[How to complete this task]: Pick every line from the data below that contains the string "screenshot" and copy it.
Records for the exercise Start Marker
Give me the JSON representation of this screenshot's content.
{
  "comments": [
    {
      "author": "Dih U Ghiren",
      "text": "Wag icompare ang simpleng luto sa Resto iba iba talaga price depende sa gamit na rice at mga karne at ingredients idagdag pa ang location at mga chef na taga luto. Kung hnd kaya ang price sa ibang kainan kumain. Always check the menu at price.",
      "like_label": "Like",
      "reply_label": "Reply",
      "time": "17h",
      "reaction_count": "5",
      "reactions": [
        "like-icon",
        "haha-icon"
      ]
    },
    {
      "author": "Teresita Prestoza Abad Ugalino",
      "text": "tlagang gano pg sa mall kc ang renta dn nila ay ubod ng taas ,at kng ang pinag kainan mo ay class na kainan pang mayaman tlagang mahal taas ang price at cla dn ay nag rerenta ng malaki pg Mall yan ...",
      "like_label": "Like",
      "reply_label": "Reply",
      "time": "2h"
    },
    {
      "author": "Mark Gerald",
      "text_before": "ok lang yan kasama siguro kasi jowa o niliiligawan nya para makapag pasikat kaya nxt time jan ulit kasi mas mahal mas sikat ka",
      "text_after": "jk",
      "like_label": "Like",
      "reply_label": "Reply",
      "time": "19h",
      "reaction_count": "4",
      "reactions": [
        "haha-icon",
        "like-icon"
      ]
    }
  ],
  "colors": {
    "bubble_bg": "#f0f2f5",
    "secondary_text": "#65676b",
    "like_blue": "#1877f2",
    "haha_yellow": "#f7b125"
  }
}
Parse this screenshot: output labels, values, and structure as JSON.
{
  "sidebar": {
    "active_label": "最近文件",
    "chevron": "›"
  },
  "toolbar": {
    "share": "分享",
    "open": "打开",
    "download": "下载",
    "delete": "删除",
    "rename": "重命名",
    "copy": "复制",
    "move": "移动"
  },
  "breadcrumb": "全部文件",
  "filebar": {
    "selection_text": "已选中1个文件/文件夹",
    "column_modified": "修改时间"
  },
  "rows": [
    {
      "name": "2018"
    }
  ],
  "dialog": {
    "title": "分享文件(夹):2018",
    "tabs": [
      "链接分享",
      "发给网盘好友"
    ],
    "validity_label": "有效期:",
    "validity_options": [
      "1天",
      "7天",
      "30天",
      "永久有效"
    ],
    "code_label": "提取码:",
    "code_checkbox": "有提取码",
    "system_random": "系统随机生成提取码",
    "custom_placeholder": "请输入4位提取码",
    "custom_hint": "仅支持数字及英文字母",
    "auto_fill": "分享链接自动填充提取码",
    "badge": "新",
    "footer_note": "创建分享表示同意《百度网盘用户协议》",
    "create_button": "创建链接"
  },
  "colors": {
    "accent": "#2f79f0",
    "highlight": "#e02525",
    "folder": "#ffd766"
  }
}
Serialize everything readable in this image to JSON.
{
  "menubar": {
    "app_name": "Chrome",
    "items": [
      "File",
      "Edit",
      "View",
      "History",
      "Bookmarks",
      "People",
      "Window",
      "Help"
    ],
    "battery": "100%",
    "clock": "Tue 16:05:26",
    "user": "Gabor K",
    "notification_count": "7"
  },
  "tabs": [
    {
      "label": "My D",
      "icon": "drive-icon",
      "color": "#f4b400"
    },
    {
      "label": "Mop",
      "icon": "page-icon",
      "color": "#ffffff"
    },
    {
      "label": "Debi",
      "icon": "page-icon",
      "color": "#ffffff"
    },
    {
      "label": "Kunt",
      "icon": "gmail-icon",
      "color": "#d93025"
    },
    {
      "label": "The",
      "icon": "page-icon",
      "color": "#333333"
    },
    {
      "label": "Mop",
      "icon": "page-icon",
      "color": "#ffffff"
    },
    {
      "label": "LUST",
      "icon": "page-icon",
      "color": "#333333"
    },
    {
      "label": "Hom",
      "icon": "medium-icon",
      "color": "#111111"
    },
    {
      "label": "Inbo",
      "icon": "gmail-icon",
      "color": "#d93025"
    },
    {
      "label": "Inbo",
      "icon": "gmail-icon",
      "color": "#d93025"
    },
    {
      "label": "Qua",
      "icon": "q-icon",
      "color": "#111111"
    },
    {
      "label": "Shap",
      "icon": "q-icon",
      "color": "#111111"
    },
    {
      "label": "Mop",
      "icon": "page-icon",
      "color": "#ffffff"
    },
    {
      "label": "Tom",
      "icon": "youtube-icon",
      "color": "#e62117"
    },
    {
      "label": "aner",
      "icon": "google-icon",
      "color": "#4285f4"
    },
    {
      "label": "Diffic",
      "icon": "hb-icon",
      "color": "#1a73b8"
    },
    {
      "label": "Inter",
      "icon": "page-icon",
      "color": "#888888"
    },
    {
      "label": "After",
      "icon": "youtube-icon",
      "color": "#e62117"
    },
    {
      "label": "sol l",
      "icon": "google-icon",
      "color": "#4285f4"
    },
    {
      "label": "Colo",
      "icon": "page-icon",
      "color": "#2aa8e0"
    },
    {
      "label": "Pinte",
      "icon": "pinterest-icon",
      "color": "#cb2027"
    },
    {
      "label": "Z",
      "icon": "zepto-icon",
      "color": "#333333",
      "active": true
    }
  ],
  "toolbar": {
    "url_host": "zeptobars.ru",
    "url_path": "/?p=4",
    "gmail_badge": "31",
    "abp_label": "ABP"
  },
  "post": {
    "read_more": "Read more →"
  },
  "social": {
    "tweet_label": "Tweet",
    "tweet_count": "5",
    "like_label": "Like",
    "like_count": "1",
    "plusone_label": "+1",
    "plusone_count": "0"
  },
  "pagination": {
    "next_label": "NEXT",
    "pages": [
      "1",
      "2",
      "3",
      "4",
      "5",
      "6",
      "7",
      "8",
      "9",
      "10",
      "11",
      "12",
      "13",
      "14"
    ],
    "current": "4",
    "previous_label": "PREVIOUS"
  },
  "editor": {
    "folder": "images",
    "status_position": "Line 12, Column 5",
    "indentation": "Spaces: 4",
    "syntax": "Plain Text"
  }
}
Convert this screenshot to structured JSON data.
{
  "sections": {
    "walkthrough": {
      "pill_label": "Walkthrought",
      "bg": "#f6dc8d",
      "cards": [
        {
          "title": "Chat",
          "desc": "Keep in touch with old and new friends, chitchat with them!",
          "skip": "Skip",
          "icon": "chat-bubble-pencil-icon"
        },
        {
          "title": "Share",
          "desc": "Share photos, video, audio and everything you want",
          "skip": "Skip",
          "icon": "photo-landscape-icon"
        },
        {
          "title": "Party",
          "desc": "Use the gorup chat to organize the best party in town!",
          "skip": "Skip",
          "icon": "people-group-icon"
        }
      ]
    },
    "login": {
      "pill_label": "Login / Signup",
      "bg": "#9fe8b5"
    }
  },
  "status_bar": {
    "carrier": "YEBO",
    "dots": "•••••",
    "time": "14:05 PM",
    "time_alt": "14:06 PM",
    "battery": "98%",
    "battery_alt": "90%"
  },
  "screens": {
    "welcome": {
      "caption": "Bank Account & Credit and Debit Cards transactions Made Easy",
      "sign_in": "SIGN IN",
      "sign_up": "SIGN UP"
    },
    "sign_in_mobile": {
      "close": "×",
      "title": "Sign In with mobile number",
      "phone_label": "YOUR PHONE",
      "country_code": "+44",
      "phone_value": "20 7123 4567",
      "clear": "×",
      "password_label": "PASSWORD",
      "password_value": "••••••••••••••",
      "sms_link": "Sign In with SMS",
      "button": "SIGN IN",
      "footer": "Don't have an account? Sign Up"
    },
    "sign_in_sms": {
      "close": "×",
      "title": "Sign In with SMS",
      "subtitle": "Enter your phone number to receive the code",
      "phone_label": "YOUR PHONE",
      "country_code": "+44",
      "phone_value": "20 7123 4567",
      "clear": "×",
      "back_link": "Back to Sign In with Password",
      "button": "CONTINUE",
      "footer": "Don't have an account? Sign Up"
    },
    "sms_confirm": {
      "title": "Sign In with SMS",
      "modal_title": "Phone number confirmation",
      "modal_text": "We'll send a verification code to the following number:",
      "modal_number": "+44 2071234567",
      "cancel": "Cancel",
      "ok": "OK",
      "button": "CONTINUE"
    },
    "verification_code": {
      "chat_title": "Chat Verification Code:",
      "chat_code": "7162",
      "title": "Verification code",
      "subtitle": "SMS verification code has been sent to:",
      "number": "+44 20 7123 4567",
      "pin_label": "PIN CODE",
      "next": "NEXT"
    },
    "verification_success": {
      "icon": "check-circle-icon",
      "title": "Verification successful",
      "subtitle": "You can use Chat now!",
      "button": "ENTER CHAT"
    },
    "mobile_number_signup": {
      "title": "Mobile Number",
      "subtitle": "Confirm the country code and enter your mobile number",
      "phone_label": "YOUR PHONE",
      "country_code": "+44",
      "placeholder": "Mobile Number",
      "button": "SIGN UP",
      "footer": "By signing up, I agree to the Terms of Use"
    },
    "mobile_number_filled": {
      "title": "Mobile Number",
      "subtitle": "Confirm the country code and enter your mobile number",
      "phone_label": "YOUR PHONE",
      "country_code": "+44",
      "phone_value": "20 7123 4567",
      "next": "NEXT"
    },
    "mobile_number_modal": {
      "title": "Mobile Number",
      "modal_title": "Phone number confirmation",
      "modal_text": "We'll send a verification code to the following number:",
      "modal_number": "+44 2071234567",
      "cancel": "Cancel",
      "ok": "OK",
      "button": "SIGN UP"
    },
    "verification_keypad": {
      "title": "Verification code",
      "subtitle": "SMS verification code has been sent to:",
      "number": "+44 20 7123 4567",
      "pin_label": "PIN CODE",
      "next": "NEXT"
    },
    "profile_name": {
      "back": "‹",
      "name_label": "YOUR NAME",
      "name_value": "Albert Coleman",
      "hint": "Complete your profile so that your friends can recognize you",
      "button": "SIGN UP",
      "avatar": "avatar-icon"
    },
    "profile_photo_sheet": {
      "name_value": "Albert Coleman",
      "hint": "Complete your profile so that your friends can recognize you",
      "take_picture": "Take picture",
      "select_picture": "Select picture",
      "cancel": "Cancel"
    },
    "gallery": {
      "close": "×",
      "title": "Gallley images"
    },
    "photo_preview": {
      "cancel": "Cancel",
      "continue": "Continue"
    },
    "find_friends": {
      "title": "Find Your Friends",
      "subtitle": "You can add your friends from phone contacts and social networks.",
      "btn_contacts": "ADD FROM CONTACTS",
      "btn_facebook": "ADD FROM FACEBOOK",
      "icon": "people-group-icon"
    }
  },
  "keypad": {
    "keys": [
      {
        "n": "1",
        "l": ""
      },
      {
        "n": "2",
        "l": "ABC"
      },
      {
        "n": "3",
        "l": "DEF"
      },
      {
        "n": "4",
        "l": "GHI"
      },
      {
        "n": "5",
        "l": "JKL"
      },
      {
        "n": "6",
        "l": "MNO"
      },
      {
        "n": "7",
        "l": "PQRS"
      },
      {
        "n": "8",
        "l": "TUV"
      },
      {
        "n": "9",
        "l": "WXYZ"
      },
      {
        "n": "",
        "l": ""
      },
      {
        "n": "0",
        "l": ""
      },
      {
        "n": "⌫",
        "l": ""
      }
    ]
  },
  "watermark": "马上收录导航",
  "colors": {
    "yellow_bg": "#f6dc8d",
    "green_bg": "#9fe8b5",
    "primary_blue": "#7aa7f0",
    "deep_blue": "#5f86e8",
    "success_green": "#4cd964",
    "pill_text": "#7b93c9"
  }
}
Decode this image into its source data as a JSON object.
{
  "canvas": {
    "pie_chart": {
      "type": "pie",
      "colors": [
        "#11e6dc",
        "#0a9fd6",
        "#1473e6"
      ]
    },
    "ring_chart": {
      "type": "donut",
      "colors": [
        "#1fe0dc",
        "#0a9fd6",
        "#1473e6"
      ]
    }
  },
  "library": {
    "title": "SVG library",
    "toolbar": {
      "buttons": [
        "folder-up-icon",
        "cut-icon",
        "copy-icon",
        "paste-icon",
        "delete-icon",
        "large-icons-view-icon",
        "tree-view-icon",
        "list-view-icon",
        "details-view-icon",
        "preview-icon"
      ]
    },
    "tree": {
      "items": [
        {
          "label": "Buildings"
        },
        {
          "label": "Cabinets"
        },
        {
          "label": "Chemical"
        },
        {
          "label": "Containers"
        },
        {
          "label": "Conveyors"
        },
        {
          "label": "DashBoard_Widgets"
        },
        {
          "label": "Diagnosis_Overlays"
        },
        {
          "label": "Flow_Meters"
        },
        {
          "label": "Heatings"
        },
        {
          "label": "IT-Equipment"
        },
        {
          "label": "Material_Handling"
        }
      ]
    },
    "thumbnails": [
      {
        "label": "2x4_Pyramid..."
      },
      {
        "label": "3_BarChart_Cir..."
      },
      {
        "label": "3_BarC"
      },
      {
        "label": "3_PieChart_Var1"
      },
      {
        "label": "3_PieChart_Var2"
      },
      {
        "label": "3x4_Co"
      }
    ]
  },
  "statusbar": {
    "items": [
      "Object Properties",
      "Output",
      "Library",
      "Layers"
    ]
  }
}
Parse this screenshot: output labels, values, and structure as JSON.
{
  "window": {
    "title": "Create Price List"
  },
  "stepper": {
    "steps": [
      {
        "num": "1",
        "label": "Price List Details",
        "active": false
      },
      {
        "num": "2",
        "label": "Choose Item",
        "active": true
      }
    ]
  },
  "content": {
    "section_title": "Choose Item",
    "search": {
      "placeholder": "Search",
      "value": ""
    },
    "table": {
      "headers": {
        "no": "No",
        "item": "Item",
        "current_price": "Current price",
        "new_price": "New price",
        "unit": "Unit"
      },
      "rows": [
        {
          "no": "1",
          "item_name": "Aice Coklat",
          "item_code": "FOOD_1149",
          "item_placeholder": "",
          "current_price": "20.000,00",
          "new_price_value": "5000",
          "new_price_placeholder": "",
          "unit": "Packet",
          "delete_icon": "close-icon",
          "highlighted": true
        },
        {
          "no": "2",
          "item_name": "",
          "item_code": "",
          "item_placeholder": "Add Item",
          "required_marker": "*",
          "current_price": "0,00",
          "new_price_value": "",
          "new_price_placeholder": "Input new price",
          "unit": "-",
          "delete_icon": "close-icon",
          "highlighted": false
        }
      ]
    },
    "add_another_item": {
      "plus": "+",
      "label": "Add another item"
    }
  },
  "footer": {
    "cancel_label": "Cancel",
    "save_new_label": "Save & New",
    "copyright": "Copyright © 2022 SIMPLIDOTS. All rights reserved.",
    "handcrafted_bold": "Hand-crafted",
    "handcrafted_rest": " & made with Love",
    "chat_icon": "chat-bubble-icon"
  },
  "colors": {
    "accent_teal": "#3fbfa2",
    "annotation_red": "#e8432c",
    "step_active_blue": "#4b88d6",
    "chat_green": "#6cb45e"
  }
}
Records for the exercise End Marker
[Solution for this exercise]:
Give me the JSON representation of this screenshot's content.
Parse this screenshot: output labels, values, and structure as JSON.
Convert this screenshot to structured JSON data.
Parse this screenshot: output labels, values, and structure as JSON.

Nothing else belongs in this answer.